Relying on the Private Sector: The Income Distribution and Public Investments in the Poor
Journal of Development Economics (2014)
  • Katrina Kosec, IFPRI
Abstract
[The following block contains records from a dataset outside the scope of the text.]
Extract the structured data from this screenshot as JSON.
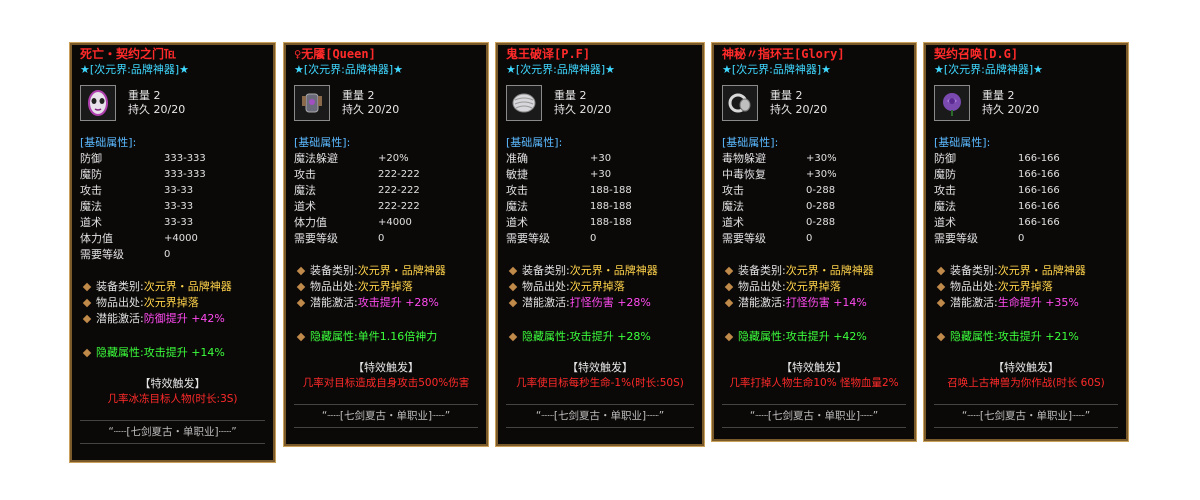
{
  "cards": [
    {
      "title": "死亡・契约之门℡",
      "subtitle": "★[次元界:品牌神器]★",
      "icon": "mask-icon",
      "weight": "重量 2",
      "durability": "持久 20/20",
      "base_title": "[基础属性]:",
      "stats": [
        {
          "k": "防御",
          "v": "333-333"
        },
        {
          "k": "魔防",
          "v": "333-333"
        },
        {
          "k": "攻击",
          "v": "33-33"
        },
        {
          "k": "魔法",
          "v": "33-33"
        },
        {
          "k": "道术",
          "v": "33-33"
        },
        {
          "k": "体力值",
          "v": "+4000"
        },
        {
          "k": "需要等级",
          "v": "0"
        }
      ],
      "info": {
        "category_label": "装备类别:",
        "category": "次元界・品牌神器",
        "source_label": "物品出处:",
        "source": "次元界掉落",
        "potential_label": "潜能激活:",
        "potential": "防御提升 +42%"
      },
      "hidden_label": "隐藏属性:",
      "hidden": "攻击提升 +14%",
      "trigger_title": "【特效触发】",
      "trigger_text": "几率冰冻目标人物(时长:3S)",
      "footer": "“┈┈[七剑夏古・单职业]┈┈”"
    },
    {
      "title": "♀无餍[Queen]",
      "subtitle": "★[次元界:品牌神器]★",
      "icon": "armor-icon",
      "weight": "重量 2",
      "durability": "持久 20/20",
      "base_title": "[基础属性]:",
      "stats": [
        {
          "k": "魔法躲避",
          "v": "+20%"
        },
        {
          "k": "攻击",
          "v": "222-222"
        },
        {
          "k": "魔法",
          "v": "222-222"
        },
        {
          "k": "道术",
          "v": "222-222"
        },
        {
          "k": "体力值",
          "v": "+4000"
        },
        {
          "k": "需要等级",
          "v": "0"
        }
      ],
      "info": {
        "category_label": "装备类别:",
        "category": "次元界・品牌神器",
        "source_label": "物品出处:",
        "source": "次元界掉落",
        "potential_label": "潜能激活:",
        "potential": "攻击提升 +28%"
      },
      "hidden_label": "隐藏属性:",
      "hidden": "单件1.16倍神力",
      "trigger_title": "【特效触发】",
      "trigger_text": "几率对目标造成自身攻击500%伤害",
      "footer": "“┈┈[七剑夏古・单职业]┈┈”"
    },
    {
      "title": "鬼王破译[P.F]",
      "subtitle": "★[次元界:品牌神器]★",
      "icon": "bandage-icon",
      "weight": "重量 2",
      "durability": "持久 20/20",
      "base_title": "[基础属性]:",
      "stats": [
        {
          "k": "准确",
          "v": "+30"
        },
        {
          "k": "敏捷",
          "v": "+30"
        },
        {
          "k": "攻击",
          "v": "188-188"
        },
        {
          "k": "魔法",
          "v": "188-188"
        },
        {
          "k": "道术",
          "v": "188-188"
        },
        {
          "k": "需要等级",
          "v": "0"
        }
      ],
      "info": {
        "category_label": "装备类别:",
        "category": "次元界・品牌神器",
        "source_label": "物品出处:",
        "source": "次元界掉落",
        "potential_label": "潜能激活:",
        "potential": "打怪伤害 +28%"
      },
      "hidden_label": "隐藏属性:",
      "hidden": "攻击提升 +28%",
      "trigger_title": "【特效触发】",
      "trigger_text": "几率使目标每秒生命-1%(时长:50S)",
      "footer": "“┈┈[七剑夏古・单职业]┈┈”"
    },
    {
      "title": "神秘〃指环王[Glory]",
      "subtitle": "★[次元界:品牌神器]★",
      "icon": "ring-icon",
      "weight": "重量 2",
      "durability": "持久 20/20",
      "base_title": "[基础属性]:",
      "stats": [
        {
          "k": "毒物躲避",
          "v": "+30%"
        },
        {
          "k": "中毒恢复",
          "v": "+30%"
        },
        {
          "k": "攻击",
          "v": "0-288"
        },
        {
          "k": "魔法",
          "v": "0-288"
        },
        {
          "k": "道术",
          "v": "0-288"
        },
        {
          "k": "需要等级",
          "v": "0"
        }
      ],
      "info": {
        "category_label": "装备类别:",
        "category": "次元界・品牌神器",
        "source_label": "物品出处:",
        "source": "次元界掉落",
        "potential_label": "潜能激活:",
        "potential": "打怪伤害 +14%"
      },
      "hidden_label": "隐藏属性:",
      "hidden": "攻击提升 +42%",
      "trigger_title": "【特效触发】",
      "trigger_text": "几率打掉人物生命10% 怪物血量2%",
      "footer": "“┈┈[七剑夏古・单职业]┈┈”"
    },
    {
      "title": "契约召唤[D.G]",
      "subtitle": "★[次元界:品牌神器]★",
      "icon": "rose-icon",
      "weight": "重量 2",
      "durability": "持久 20/20",
      "base_title": "[基础属性]:",
      "stats": [
        {
          "k": "防御",
          "v": "166-166"
        },
        {
          "k": "魔防",
          "v": "166-166"
        },
        {
          "k": "攻击",
          "v": "166-166"
        },
        {
          "k": "魔法",
          "v": "166-166"
        },
        {
          "k": "道术",
          "v": "166-166"
        },
        {
          "k": "需要等级",
          "v": "0"
        }
      ],
      "info": {
        "category_label": "装备类别:",
        "category": "次元界・品牌神器",
        "source_label": "物品出处:",
        "source": "次元界掉落",
        "potential_label": "潜能激活:",
        "potential": "生命提升 +35%"
      },
      "hidden_label": "隐藏属性:",
      "hidden": "攻击提升 +21%",
      "trigger_title": "【特效触发】",
      "trigger_text": "召唤上古神兽为你作战(时长 60S)",
      "footer": "“┈┈[七剑夏古・单职业]┈┈”"
    }
  ]
}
What drives governments with similar revenues to provide very different amounts of goods with private sector substitutes? Education is a prime example. I use exogenous shocks to Brazilian municipalities' revenue during 1995-2008 generated by non-linearities in federal transfer laws to demonstrate two things. First, municipalities with higher income inequality or higher median income allocate less of a revenue shock to education and are less likely to expand public school enrollment. They are more likely to invest in public infrastructure that is broadly enjoyed, like parks and roads, or to save the shock. Second, I find no evidence that the quality of public education suffers as a result. If anything, unequal and high-income areas are more likely to improve public school inputs and test scores following a revenue shock, given their heavy use of private education. I further provide evidence that an increase in public sector revenue lowers private school enrollment.
Publication Date
March, 2014
Citation Information
Katrina Kosec. "Relying on the Private Sector: The Income Distribution and Public Investments in the Poor" Journal of Development Economics Vol. 107 (2014)
Available at: http://works.bepress.com/katrina_kosec/10/